SUPPLIED RECORDS.

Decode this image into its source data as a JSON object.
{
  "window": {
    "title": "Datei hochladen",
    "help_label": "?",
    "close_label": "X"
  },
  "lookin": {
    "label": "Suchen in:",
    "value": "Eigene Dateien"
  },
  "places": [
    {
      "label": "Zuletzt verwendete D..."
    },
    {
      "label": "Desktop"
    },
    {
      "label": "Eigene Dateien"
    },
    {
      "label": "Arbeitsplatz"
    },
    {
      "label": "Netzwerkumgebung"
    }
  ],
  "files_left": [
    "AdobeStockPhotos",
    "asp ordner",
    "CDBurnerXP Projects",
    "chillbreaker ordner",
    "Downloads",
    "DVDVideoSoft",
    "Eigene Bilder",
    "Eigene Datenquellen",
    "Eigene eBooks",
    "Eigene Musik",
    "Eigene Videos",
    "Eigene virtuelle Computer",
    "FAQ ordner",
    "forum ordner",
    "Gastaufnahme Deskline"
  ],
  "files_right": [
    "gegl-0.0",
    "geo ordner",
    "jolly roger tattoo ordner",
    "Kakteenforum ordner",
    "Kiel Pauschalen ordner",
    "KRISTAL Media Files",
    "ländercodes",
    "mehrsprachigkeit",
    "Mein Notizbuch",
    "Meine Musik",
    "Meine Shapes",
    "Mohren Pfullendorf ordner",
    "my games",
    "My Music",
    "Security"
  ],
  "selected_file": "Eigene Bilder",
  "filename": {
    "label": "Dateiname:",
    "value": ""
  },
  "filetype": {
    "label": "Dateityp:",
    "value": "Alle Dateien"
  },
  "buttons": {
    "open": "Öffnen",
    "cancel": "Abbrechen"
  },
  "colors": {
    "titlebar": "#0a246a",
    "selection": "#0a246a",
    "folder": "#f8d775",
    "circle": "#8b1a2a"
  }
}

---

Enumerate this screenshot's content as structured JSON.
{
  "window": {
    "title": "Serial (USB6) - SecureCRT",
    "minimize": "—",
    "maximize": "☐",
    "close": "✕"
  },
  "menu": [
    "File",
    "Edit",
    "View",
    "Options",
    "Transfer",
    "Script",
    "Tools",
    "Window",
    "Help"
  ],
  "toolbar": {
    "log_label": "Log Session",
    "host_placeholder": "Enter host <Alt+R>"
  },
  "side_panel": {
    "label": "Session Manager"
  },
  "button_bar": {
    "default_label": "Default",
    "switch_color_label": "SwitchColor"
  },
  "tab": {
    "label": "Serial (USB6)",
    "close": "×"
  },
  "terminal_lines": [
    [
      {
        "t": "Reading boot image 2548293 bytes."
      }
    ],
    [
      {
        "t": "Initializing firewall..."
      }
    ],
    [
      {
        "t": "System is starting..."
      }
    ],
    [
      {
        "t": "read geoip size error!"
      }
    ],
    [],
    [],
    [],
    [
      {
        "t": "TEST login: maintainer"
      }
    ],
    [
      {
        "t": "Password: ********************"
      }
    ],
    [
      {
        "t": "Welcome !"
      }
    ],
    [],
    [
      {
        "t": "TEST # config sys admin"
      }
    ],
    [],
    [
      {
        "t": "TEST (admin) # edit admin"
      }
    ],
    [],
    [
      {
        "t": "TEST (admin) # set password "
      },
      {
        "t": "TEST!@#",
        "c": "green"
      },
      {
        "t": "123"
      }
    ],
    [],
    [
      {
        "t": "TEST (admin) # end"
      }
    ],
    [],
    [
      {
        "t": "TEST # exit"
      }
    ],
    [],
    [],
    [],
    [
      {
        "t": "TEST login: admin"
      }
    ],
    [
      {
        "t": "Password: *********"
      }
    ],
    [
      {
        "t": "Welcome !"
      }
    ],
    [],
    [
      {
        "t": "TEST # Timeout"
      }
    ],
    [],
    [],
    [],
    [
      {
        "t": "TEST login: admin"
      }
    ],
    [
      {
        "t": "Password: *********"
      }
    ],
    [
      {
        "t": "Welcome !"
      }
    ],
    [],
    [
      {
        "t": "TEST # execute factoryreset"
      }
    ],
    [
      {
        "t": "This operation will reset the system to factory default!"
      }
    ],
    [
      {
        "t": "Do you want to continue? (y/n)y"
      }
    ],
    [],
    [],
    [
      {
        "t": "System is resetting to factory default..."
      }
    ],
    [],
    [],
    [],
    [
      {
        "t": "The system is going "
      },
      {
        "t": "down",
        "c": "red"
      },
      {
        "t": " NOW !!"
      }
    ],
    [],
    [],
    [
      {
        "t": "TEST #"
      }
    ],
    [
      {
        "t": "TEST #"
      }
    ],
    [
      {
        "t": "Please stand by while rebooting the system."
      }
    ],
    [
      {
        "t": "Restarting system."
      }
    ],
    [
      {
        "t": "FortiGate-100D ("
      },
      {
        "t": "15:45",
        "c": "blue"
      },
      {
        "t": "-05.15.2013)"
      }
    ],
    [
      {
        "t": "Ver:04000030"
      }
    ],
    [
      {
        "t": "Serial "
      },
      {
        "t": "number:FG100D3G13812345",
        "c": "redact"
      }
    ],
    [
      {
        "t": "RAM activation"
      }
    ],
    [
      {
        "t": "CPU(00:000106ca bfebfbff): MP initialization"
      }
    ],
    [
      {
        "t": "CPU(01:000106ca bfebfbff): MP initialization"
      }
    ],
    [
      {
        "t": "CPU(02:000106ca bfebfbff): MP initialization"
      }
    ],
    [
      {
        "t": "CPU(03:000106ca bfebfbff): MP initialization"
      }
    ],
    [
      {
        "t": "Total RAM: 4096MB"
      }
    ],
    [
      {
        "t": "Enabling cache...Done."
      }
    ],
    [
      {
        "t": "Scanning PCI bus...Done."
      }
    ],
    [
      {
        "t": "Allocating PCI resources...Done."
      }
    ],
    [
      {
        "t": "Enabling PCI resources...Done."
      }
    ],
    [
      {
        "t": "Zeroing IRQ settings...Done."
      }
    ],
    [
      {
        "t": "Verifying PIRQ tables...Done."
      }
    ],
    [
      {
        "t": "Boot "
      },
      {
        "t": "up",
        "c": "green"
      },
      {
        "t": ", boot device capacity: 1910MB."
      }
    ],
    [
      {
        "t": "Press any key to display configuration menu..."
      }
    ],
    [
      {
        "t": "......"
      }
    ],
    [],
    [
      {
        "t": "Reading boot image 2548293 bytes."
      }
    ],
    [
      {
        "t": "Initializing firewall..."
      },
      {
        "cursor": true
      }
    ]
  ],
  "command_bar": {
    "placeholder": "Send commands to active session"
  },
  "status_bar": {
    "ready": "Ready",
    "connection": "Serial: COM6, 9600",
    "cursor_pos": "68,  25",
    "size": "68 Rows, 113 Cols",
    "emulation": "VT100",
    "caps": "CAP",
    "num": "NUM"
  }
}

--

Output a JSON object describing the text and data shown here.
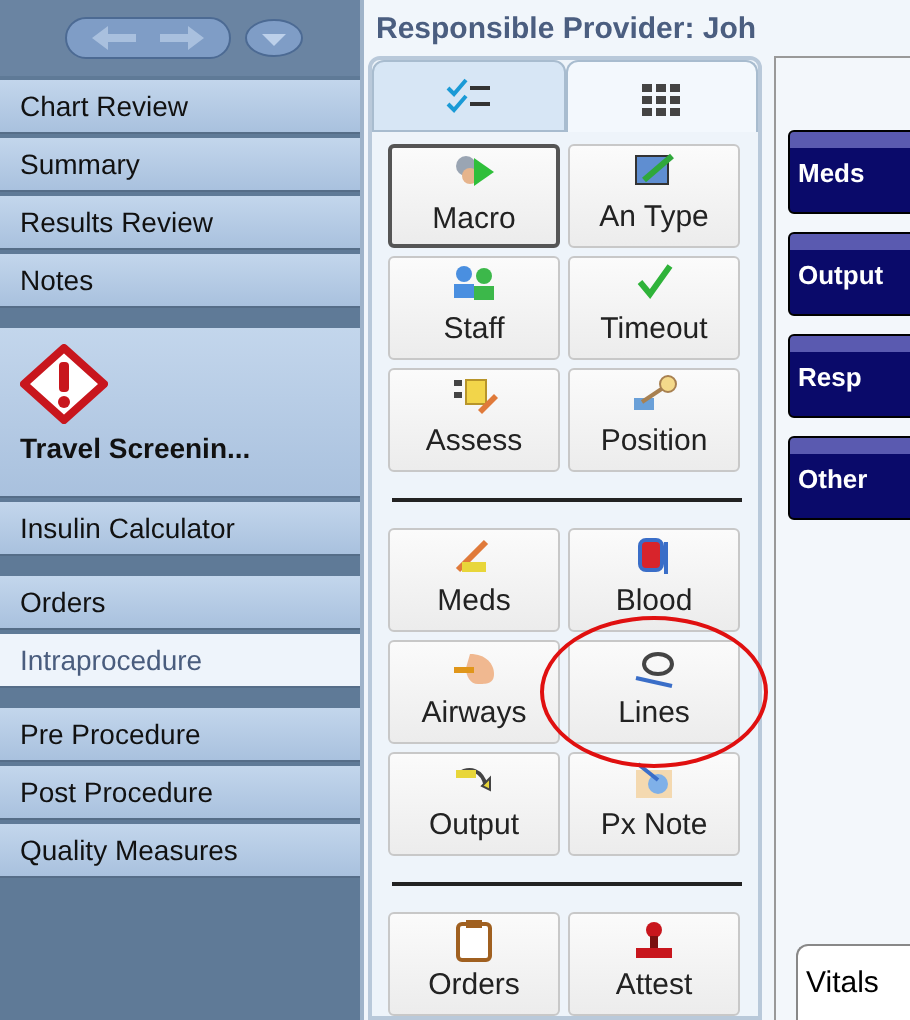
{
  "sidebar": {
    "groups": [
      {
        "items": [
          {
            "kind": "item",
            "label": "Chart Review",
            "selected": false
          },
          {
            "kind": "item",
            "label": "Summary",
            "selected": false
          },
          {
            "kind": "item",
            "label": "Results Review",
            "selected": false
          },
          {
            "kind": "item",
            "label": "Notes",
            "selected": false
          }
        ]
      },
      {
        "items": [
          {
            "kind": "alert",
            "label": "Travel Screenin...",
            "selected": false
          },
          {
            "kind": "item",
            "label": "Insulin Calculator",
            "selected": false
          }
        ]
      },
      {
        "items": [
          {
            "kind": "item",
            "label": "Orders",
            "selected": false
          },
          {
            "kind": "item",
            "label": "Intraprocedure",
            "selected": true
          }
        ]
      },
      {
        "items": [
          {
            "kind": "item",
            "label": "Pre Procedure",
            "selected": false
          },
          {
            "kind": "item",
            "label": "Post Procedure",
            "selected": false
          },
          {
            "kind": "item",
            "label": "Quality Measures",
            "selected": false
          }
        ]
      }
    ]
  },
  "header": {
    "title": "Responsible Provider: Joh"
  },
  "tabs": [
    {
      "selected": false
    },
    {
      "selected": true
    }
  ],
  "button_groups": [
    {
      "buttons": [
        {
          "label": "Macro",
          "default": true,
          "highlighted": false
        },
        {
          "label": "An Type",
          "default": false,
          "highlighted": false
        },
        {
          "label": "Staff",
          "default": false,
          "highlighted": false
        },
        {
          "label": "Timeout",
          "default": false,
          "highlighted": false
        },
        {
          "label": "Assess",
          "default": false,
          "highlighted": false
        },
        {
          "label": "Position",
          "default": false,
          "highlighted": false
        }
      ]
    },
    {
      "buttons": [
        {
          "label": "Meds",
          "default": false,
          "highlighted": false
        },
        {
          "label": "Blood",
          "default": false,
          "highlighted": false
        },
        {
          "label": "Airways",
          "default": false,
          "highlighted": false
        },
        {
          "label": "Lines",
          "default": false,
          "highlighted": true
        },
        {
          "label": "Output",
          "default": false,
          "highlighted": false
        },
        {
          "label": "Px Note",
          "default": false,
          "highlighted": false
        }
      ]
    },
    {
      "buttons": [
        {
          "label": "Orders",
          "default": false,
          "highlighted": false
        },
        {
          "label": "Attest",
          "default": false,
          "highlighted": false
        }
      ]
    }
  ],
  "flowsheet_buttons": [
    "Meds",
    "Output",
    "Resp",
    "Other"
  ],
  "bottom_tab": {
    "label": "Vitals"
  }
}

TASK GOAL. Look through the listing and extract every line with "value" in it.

ANSWER TO THIS EXERCISE.
    "value": "Eigene Dateien"
    "value": ""
    "value": "Alle Dateien"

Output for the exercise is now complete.